Tofu: It’s white, it’s spongy and for some, it’s completely unfamiliar. Plant-based proteins can be intimidating if you’re used to working with good ol’ meat. But they shouldn’t scare you away from making plant-forward meals part of your everyday diet. You just have to get familiar with them! And there’s no better way to start than with this quick and easy recipe.
Made out of coagulated soybean milk, tofu is one of the best plant-based proteins you can eat. It’s highly versatile and adaptable, able to take on the flavor of your favorite marinades and become spicy, sweet, warm and everything in between – the final flavor depends on how you season and cook it. Whether you opt for medium or extra-firm, tofu can be sliced or crumbled, served as a main, a taco filling, a burger or mixed into casseroles and salads. Never worked with tofu before? We’ll walk you through it. Our guide to working with tofu will help you master this meat alternative before you dive into our Coconut-Crusted Tofu below.
And it’s not just a plant-based alternative to meat. Tofu is good for the environment and you, thanks to its healthy nature. It’s naturally packed with protein and calcium, making it both filling and highly nutritious. Plus, if you sub tofu for meat just once or twice per week (or even have a little every day), you can potentially reap health benefits like improved heart health and lower cholesterol. Here, we’re combining both the benefits of tofu and vitamin-rich veggies. We’ve paired tofu with red bell peppers, which are rich in vitamin C, vitamin A and beta-carotene. And the addition of bok choy delivers an extra dose of calcium, plus servings of iron, phosphorus and magnesium. It’s not just well-round in flavor; it’s also kind of the perfect plant-based meal.
Try tofu for yourself! Whether it’s your first time working with this plant protein or your 100th, this quick and easy recipe is handy to have in your arsenal. It’s convenient on busy weeknights, and you can marinade it over the weekend so your tofu is ready to cook with just a moment’s notice. Once you become an expert at making this Coconut-Crusted Tofu, you’ll find yourself returning to it over and over again (we definitely do!).
Coconut-Crusted Tofu with Sesame Orange Vegetables
- On a large, rimmed baking sheet, place tofu in a single layer. In a small bowl, combine coconut water and ¼ cup orange juice. Pour mixture over tofu and refrigerate, turning once halfway, for 1 to 24 hours; wash bowl.

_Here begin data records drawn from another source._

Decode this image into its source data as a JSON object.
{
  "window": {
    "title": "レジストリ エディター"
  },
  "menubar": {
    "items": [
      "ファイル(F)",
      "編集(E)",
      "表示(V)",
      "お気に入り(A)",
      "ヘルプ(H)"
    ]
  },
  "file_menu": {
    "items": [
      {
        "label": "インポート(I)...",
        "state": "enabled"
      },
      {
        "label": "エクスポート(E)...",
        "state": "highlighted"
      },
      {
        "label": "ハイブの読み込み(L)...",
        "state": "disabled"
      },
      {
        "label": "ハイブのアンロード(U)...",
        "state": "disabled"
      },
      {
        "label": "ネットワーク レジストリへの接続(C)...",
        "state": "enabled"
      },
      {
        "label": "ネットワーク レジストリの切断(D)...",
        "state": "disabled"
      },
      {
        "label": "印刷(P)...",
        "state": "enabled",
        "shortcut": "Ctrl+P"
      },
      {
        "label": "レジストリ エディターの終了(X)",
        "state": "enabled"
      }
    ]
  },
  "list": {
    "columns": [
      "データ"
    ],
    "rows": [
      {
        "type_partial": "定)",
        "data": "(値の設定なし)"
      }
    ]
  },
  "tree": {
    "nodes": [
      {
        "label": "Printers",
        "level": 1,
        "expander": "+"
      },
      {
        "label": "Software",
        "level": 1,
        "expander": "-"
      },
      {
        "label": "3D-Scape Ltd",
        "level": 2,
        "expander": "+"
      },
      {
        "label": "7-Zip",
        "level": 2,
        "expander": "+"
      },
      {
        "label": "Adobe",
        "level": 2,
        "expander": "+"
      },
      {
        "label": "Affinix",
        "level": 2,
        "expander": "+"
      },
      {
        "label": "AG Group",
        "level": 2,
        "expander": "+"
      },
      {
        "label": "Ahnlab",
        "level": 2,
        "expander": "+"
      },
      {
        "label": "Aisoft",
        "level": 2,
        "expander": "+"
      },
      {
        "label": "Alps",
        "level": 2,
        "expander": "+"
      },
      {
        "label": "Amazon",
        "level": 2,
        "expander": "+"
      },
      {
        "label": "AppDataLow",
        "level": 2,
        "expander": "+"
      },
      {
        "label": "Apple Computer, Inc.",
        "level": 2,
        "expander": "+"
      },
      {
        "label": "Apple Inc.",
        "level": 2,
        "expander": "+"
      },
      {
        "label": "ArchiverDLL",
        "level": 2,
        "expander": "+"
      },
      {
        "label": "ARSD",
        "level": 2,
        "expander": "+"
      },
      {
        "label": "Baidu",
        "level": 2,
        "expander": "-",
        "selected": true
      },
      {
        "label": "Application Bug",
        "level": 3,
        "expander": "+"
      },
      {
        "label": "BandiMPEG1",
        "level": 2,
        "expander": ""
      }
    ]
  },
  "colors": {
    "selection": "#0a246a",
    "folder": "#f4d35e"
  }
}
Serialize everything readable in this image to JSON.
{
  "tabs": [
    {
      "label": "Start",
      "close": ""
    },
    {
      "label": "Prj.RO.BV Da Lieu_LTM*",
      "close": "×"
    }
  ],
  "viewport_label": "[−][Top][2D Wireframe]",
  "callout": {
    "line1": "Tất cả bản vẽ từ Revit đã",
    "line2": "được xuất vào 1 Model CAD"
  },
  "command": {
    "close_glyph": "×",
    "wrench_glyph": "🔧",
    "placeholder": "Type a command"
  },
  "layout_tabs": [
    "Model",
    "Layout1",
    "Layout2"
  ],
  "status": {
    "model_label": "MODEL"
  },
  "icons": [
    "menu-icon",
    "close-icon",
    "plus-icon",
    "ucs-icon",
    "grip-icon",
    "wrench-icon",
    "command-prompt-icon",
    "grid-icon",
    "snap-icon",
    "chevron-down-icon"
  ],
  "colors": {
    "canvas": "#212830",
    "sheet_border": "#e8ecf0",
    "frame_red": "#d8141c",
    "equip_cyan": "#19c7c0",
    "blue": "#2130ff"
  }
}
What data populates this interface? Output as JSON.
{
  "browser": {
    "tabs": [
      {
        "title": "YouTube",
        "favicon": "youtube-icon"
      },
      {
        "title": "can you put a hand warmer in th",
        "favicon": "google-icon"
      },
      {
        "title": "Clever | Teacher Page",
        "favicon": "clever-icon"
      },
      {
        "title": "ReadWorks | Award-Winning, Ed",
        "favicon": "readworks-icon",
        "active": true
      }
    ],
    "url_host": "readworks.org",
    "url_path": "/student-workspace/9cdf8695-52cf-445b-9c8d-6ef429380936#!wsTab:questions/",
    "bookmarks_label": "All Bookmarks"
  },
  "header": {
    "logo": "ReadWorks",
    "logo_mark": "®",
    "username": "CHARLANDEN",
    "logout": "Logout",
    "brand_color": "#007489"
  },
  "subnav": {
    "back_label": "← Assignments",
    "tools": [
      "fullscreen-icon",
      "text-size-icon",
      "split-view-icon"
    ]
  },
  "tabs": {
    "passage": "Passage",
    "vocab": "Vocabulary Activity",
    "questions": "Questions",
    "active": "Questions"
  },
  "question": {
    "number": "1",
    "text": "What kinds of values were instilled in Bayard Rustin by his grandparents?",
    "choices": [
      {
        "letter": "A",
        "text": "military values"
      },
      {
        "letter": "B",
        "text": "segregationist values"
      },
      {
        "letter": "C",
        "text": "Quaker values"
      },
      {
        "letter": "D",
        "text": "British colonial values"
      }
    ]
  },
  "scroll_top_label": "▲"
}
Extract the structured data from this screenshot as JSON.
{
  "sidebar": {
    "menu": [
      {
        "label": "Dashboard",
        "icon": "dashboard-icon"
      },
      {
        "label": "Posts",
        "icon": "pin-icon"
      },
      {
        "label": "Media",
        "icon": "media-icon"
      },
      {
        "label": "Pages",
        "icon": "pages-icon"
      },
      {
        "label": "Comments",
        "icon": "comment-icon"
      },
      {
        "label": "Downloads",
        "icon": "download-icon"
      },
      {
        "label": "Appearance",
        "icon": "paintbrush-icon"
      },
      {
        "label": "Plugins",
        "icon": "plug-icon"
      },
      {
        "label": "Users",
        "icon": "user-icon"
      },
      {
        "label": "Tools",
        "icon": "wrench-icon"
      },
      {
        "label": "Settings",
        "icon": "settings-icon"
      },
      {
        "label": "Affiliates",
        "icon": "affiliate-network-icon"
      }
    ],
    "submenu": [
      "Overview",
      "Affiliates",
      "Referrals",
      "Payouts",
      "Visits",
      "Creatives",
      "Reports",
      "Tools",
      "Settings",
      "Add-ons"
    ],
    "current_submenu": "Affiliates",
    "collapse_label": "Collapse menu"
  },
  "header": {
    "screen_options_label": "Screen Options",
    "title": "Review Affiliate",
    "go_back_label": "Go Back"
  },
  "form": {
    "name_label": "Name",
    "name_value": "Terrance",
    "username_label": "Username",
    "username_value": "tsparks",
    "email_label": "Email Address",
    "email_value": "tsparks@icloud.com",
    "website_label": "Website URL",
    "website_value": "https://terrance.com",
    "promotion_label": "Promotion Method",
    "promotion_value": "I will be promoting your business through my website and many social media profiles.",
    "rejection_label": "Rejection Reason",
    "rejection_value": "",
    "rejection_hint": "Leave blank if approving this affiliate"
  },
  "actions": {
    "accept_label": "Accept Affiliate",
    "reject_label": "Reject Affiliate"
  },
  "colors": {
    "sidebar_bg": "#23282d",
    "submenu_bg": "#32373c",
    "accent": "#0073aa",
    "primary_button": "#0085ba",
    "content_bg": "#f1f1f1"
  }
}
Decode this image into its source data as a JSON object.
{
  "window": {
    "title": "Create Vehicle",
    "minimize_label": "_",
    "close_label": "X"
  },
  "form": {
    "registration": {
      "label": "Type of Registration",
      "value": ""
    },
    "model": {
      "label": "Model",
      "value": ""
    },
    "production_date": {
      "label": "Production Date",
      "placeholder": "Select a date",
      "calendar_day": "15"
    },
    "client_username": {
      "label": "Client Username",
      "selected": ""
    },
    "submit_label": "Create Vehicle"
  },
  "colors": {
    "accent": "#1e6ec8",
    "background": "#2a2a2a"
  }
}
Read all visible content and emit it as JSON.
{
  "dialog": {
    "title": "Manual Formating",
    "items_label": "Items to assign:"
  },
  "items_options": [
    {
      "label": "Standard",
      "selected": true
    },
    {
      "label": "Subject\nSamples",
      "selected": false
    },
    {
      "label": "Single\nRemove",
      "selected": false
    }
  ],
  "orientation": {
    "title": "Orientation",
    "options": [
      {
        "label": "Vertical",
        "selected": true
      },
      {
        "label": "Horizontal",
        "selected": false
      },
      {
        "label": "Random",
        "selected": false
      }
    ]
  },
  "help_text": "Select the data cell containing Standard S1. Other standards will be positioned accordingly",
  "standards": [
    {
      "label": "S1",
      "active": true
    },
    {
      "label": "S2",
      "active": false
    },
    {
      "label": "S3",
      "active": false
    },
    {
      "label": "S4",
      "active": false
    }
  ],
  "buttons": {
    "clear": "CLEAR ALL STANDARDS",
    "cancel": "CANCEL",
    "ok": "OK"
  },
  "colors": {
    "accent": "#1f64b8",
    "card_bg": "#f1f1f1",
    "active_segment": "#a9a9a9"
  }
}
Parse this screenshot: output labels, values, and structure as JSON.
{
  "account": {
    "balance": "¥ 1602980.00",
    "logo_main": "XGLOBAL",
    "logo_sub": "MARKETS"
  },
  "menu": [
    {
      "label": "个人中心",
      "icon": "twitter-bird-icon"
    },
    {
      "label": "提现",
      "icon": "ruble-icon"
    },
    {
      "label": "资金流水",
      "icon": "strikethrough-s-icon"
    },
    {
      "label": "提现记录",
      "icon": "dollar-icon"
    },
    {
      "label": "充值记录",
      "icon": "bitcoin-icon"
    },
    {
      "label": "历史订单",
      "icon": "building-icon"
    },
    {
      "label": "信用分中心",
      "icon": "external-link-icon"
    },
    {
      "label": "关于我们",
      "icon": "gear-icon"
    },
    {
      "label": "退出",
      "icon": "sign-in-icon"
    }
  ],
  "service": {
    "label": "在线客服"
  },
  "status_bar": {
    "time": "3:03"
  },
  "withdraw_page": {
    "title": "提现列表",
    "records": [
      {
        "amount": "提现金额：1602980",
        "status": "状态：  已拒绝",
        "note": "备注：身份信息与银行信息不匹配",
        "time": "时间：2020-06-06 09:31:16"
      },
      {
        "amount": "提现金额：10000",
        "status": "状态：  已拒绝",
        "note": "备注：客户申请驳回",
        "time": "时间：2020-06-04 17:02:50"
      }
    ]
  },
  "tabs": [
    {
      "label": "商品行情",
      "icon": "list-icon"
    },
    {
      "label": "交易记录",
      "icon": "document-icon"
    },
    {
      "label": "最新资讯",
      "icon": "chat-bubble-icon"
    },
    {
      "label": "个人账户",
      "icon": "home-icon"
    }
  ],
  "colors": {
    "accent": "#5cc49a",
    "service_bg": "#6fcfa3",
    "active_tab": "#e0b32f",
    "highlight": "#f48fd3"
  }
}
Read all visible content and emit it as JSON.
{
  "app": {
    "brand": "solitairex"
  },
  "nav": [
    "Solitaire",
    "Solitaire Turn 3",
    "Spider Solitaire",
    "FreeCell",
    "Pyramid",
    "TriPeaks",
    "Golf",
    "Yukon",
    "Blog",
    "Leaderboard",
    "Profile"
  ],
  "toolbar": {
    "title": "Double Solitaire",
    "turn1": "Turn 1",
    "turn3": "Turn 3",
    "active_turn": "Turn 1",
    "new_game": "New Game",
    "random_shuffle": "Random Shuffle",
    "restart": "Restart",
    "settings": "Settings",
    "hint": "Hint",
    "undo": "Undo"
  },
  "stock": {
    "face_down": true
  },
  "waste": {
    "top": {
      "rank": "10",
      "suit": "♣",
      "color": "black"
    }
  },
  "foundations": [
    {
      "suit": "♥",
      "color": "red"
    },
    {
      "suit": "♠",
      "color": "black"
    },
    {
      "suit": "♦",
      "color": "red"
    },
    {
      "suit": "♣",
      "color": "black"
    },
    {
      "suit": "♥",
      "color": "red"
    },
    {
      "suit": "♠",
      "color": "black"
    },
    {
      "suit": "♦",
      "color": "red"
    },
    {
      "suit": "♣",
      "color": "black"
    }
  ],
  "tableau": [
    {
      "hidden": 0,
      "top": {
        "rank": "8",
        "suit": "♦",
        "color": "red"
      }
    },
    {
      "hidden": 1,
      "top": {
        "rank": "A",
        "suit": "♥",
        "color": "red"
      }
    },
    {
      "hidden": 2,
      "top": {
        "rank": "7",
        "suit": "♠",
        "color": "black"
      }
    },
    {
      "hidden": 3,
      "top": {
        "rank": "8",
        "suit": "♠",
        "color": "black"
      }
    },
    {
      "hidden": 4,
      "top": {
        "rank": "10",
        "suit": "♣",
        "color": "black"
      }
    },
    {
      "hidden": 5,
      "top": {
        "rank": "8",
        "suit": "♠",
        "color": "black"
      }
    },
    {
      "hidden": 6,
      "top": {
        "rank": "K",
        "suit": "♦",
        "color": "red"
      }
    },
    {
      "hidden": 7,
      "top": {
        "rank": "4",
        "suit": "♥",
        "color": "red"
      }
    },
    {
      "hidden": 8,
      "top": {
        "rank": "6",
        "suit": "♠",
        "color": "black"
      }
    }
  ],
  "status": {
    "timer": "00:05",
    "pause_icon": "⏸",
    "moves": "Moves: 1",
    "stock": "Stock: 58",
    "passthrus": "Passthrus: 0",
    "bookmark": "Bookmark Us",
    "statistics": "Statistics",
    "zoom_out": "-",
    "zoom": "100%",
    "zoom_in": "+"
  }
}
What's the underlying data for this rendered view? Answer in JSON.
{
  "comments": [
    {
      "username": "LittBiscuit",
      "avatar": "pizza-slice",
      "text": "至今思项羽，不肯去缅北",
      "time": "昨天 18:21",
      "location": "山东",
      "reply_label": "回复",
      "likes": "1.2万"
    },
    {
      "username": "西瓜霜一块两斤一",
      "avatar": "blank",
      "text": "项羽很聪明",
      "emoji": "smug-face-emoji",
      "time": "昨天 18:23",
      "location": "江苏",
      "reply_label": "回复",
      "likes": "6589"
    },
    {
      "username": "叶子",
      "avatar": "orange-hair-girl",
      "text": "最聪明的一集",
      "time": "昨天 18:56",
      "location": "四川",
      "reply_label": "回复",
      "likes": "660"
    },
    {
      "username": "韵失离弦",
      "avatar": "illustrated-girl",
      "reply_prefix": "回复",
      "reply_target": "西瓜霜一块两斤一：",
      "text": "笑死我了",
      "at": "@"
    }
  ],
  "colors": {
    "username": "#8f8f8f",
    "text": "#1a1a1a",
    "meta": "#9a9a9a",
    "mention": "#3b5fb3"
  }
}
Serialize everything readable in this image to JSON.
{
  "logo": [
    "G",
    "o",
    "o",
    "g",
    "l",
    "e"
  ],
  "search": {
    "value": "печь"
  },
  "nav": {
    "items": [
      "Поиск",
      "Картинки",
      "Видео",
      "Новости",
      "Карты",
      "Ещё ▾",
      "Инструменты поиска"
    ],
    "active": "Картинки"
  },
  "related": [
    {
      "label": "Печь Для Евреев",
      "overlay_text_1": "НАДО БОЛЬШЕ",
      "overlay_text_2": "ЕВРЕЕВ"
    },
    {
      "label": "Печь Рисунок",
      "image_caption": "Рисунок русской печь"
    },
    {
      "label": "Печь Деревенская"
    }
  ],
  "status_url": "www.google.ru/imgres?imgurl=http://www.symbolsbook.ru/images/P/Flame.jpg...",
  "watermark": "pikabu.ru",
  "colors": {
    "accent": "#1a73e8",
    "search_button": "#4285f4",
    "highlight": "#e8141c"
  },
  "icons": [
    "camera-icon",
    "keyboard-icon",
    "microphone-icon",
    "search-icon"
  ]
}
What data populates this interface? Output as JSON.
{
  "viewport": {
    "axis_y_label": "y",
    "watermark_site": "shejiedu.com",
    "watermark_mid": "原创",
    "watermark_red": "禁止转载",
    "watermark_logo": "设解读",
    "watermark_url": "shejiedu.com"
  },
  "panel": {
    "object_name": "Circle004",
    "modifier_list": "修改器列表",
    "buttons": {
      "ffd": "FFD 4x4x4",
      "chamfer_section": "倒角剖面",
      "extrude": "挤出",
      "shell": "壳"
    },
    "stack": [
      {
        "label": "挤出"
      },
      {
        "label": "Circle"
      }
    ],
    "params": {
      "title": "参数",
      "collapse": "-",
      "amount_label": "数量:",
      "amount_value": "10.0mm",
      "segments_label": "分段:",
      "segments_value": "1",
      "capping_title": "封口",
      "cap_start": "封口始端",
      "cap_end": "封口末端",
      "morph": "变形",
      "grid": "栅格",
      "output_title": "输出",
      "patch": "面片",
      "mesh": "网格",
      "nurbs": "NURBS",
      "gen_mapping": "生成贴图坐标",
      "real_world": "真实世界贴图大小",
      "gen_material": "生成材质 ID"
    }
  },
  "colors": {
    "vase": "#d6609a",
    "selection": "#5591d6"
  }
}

- Preheat oven to 400°F. Arrange a heatproof wire cooling rack on a large baking sheet. On a large plate, spread shredded coconut and sesame seeds, tossing with your fingers to combine. Remove 1 piece tofu from marinade, letting excess liquid drip off. Transfer to coconut-sesame mixture, turning to coat both sides, then place on rack over baking sheet. Repeat with remaining tofu. Bake until lightly browned, 10 to 15 minutes
- Meanwhile, in a large nonstick skillet, heat 1 tsp oil on medium-high. Add bell pepper and snow peas and sauté, stirring occasionally, until tender, 3 to 5 minutes. Transfer to a bowl and set aside. In skillet, heat remaining 1 tsp oil on medium-high. Add white bok choy pieces and sauté until tender, 3 to 5 minutes. Add bok choy leaves and sauté for 1 more minute, until leaves begin to wilt.
- In a small bowl, combine remaining ½ cup orange juice, soy sauce and ginger. Add to skillet; wash bowl. Return bell pepper mixture to skillet and bring liquid to a simmer. In small bowl, whisk 2 tbsp cold water and arrowroot. Slowly add to skillet, stirring constantly until thickened, 30 to 60 seconds. Remove from heat. Serve tofu warm with bell pepper mixture.
- Serving Size 3 oz tofu and ½ cup vegetables with sauce
- Calories 209
- Carbohydrate Content 15 g
- Cholesterol Content 0 mg
- Fat Content 12 g
- Fiber Content 6 g
- Protein Content 13 g
- Saturated Fat Content 4.5 g
- Sodium Content 375 mg
- Sugar Content 5 g
- Monounsaturated Fat Content 1 g
- Polyunsaturated Fat Content 1 g